12 November 2021
From here in our Glasgow office at the epicentre of the 12-day proceedings beamed globally across continents and watched with curious eyes, we thought we would share with you a playlist that reflects our feelings, wishes, and hopes for a sustainably led future. As the dust from thousands of new and returning visitors settles, we are able to reflect on the shared experience that music allows us to unite in, and how we as participants can find solace and power, in listening.
Feel free to join in sharing your playlists too, we had a lot of earnest fun with this one…
Environments, Floating Points
When coming up with music for this playlist I thought of this track first because of its title. I’m not sure why it’s called Environments, but the conflict between the serene drawn-out melody line and the industrial drum track seem like two very contrasting environments and could easily be interpreted as the divide between rural and urban, balanced and distorted, or natural and manufactured.
Plantasia, Mort Garson
As both a houseplant enthusiast and self-professed synth nerd this whole album from 1976 is the perfect combination, summed up by its subtitle ‘warm earth music for plants… and the people who love them’. I find the idea of electronic synthesised music having this natural, organic property really interesting, and perhaps reflects a healthier approach to how we in the current technology-driven world should interact with our surroundings.
Sumer is icumen in
An Old English traditional song, composer anon. it demonstrates that we’ve always sang and celebrated the seasons.
La Mer, Charles Trenet
The sea is inspiring and terrifying. It takes us to new places, it feeds us, so much of it is still unknown to us. If we continue to mistreat the sea, it will end our civilisation as we know it. This song is all about the romance of the sea and the cliffs and the birds and lovely contours.
An Acre of Land, PJ Harvey
For a few years I lived abroad, in Canada. To my surprise what I found I missed most about home wasn’t bacon or tea but the countryside. During my time out there a couple of fantastic British films set in the countryside came out – Dark River and The Levelling. Both are wonderful, atmospheric (if bleak) films, and made me long for an autumnal walk in the country back home, damp in the air and leaves underfoot. My first track, by PJ Harvey, is from the Soundtrack to Dark River.

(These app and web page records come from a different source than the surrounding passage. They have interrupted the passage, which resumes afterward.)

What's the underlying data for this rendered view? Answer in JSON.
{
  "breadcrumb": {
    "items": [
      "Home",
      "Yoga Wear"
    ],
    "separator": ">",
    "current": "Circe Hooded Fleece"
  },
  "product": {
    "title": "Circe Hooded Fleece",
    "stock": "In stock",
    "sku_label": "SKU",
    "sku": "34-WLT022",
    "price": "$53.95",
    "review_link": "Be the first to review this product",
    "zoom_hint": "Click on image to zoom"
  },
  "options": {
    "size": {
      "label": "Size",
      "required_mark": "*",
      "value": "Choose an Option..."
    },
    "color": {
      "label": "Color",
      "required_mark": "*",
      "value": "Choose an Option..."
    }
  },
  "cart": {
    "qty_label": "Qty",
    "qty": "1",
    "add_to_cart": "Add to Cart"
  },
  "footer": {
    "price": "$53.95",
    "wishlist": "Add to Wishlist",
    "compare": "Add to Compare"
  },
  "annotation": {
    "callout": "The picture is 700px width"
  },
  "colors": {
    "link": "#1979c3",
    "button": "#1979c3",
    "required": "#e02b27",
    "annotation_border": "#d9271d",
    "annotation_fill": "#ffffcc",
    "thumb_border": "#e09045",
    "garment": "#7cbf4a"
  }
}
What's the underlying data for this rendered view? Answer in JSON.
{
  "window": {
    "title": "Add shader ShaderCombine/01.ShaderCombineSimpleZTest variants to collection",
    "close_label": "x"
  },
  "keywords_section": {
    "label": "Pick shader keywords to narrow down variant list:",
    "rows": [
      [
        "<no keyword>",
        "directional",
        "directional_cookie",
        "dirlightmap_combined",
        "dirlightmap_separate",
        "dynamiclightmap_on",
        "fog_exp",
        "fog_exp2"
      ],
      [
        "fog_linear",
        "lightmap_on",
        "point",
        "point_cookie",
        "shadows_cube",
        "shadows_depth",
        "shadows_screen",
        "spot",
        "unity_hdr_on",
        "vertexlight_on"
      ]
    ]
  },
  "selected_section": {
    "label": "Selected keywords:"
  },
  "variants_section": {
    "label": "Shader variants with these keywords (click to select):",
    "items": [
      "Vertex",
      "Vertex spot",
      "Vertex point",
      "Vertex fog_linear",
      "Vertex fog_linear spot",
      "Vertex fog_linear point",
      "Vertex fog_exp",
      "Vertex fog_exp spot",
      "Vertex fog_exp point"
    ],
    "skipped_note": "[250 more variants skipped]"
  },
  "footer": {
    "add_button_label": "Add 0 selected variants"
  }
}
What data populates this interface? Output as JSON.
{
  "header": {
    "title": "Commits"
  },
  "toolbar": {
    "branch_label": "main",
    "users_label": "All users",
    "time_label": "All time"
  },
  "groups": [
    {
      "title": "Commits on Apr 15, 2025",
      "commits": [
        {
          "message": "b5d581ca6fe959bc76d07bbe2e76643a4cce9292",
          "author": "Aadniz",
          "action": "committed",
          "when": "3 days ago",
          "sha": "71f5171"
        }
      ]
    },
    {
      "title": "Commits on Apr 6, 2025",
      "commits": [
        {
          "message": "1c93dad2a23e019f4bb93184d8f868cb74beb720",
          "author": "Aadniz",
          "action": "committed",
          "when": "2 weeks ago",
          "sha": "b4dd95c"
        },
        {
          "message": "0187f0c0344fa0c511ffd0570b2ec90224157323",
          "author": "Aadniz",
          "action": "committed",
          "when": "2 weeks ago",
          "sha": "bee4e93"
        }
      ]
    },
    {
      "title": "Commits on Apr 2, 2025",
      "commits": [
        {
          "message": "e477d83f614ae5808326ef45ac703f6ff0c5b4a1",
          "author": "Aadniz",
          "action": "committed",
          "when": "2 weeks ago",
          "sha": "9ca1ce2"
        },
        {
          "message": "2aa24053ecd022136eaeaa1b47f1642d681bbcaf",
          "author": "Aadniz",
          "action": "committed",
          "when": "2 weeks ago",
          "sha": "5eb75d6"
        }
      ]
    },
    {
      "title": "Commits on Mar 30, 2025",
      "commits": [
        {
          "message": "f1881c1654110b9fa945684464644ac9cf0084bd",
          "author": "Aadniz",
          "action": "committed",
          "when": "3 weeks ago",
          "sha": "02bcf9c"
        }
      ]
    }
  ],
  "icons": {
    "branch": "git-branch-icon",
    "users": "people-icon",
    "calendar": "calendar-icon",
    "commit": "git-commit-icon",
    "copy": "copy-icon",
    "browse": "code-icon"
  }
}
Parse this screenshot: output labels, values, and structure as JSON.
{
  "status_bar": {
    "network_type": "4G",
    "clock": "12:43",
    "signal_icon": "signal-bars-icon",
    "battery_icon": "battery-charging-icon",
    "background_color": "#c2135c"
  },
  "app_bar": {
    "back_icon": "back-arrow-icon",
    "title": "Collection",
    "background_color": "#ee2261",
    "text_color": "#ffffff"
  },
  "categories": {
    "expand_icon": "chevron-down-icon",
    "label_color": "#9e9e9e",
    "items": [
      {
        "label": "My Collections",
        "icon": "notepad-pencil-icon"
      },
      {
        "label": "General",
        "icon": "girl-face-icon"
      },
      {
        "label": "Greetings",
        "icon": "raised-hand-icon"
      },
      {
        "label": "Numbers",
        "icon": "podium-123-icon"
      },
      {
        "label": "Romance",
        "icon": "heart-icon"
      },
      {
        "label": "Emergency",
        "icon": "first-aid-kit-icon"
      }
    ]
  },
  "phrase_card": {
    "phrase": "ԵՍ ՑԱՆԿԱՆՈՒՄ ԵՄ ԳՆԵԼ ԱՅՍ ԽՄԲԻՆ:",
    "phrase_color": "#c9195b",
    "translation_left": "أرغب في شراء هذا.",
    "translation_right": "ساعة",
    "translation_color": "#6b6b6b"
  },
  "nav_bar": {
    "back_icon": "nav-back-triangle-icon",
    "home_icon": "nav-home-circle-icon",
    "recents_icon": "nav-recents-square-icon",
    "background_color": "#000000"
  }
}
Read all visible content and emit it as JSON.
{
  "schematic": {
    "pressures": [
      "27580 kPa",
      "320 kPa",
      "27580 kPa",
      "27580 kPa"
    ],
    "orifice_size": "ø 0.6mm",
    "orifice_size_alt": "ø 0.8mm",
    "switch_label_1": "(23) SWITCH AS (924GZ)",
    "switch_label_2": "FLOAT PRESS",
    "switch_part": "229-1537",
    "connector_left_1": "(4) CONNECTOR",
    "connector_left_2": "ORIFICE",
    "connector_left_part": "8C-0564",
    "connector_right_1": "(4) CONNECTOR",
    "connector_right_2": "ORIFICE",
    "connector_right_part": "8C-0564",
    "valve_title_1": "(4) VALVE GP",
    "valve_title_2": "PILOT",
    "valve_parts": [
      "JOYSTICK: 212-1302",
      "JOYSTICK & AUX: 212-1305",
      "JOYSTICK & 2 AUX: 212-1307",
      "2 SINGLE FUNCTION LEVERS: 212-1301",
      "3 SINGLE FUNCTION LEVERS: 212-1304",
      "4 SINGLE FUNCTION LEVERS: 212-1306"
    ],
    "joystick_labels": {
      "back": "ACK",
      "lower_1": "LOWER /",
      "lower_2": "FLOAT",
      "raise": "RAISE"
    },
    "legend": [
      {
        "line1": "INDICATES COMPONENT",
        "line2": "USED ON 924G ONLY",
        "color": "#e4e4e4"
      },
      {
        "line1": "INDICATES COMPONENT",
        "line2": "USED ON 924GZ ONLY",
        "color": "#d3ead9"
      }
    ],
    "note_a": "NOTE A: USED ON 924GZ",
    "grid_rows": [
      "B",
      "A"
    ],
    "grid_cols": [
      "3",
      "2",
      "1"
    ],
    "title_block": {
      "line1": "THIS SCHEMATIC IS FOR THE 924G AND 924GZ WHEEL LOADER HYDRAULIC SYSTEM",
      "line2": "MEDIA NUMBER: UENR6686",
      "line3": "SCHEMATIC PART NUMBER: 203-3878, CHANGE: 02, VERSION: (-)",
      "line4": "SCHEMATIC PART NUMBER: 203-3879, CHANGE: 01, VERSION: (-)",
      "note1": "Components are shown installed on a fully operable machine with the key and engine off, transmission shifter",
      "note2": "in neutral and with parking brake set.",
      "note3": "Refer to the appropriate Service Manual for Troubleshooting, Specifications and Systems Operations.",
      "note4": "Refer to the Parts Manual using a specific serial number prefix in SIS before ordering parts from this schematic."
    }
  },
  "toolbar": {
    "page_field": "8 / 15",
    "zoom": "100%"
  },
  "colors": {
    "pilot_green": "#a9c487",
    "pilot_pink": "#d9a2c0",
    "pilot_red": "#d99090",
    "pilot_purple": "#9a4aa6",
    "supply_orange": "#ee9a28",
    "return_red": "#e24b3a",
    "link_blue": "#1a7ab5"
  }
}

Four Sea Interludes – Dawn, Benjamin Britten
The second ties to a very specific place, Aldeburgh in Suffolk. Somewhere where my family have been holidaying for decades. Of course, Aldeburgh is closely associated with Benjamin Britten, and his Sea Interludes always make me think of Aldeburgh Beach, Orford Ness and the strange and bleak area that is. It’s a magical and special place and landscape.
(Nothing but) Flowers, Talking Heads
An aggressively optimistic stance on rewilding from Talking Heads.
Who knows where the time goes? Fairport Convention
Where did all the time go? No time like the present to put those sustainability plans into action.
Where the light is, John Mayer Live in Los Angeles
Ironically positive sounding, yet Mayer sings of a sad reality
We Shall Overcome, Joan Baez
An old civil rights protest song, instils hope, faith, defiance, determination
Feels Like Summer, Childish Gambino
Sounds like a soundtrack to summer days but the environmentally focussed lyrics tell a different story
All we got, Chance the Rapper ft Kanye West
The lyrics “music is all we got” feel appropriate, both in the sense that this planet is all we’ve got, and that music is often a powerful means of invoking emotion, action, and inspiring change #pretentious #sorrynotsorry #pleasedon’tincludethesehashtags #sorryiincludedthesehashtags
Degree of Change, KMRU
Nairobian sound artist Joseph Kamaru makes me feel nostalgic for a landscape I am unfamiliar with but feel akin to. The drawls of echoing sound, repetitive and chamberic feels organic yet nuanced at the same time. I am reminded of the experiences that are shared across continents, and the 3-4°C that might separate us.
Seabird, Maria Somerville
The sea, the sea, what else to say. The serene image of swooping birds inevitably aids a much-privileged convalescence from the ‘climate fatigue’ that can so often surround high intensity meetings as the Cop-26. The whole weeks process has been a mix of enlightenment, sheer will and blah blah blah… Seabird shelters a hope that all is not lost… and on our lucky shores always there is the sea to recover, recharge, then return to the fight.
Bonus listening: Isn’t it a Pity, Nina Simone